[Page ]. Copyright 2014 PWxyz LLC

Reviewed by School Library Journal Reviews (SLJ Reviews 2014 June)

Gr 7 Up—Instead of returning home at the end of a summer spent with their grandparents, Leigh and her older sister Kai receive two one-way bus tickets to Hangtown, CA. Their father has bought a graveyard and the family is moving. For the past three years, Leigh has been a stalwart support system for Kia while she battled cancer, and although the cancer is now in remission, Kai's health feels tenuous. And there's Emily, Leigh's best friend, who died over the summer. Her parents are neglectful and disengaged, and her father expects her to work after school in the graveyard office. Longo has crafted a complicated and multilayered narrative, the root of which is the story of a young girl who feels that death follows her. Leigh's aggressive sarcasm is at first off-putting, but soon it becomes clear that it masks a lot of pain. She resists making friends because she feels that being friends with her is to invite the specter of death. Leigh's worst fears are confirmed when Dario, the 20-year-old Mexican immigrant who works at the cemetery (and Leigh's crush), tells her that her birthday, November 1st, is the Day of the Dead in Mexico. Dario says she is like La Caterina, patron saint of the dead. It is through Dario's friendship, Kai's love, and the intrepid perseverance of Elanor, a girl who desperately wants to be her friend, that Leigh emerges from her grief and solidly joins the world of the living. An impressive debut novel—simultaneously hilarious, clever, and poignant.—Ragan O'Malley, Saint Ann's School, Brooklyn, NY
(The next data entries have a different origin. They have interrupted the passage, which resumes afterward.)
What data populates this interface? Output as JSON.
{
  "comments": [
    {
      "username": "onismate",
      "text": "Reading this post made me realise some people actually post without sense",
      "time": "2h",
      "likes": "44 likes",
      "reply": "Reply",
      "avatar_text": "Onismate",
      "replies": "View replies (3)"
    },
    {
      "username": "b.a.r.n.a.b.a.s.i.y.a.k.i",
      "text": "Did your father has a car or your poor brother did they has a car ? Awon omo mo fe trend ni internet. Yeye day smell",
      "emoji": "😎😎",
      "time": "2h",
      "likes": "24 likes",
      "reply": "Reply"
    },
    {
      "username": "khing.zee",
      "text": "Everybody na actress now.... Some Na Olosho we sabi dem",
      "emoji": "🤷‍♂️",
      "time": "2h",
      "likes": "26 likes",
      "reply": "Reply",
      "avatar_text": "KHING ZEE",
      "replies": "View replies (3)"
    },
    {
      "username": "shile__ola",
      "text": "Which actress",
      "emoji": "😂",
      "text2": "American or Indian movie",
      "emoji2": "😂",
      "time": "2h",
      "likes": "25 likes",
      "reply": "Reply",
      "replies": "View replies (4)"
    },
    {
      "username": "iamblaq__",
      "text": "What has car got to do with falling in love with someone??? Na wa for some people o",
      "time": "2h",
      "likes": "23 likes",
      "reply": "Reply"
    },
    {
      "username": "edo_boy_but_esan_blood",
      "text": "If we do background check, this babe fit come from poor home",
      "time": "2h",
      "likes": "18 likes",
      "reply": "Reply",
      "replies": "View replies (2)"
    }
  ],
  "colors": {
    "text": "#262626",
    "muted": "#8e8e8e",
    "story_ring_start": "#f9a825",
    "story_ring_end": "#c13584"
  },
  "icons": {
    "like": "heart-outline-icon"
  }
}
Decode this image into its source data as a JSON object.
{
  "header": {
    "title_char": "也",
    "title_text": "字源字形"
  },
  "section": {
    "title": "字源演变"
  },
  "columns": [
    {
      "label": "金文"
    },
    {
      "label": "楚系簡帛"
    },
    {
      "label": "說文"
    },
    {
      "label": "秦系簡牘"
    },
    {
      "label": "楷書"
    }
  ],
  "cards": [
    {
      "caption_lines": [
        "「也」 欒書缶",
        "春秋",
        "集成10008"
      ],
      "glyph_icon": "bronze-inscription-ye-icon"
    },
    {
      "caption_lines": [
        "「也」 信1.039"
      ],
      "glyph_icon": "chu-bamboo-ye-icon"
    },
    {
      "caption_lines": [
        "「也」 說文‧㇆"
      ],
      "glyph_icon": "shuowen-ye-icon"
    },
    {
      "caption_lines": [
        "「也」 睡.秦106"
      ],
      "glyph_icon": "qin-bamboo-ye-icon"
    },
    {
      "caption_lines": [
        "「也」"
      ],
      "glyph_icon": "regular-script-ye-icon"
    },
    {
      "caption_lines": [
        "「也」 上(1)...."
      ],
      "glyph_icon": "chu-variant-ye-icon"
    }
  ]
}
[Page 125]. (c) Copyright 2014. Library Journals LLC, a wholly owned subsidiary of Media Source, Inc. No redistribution permitted.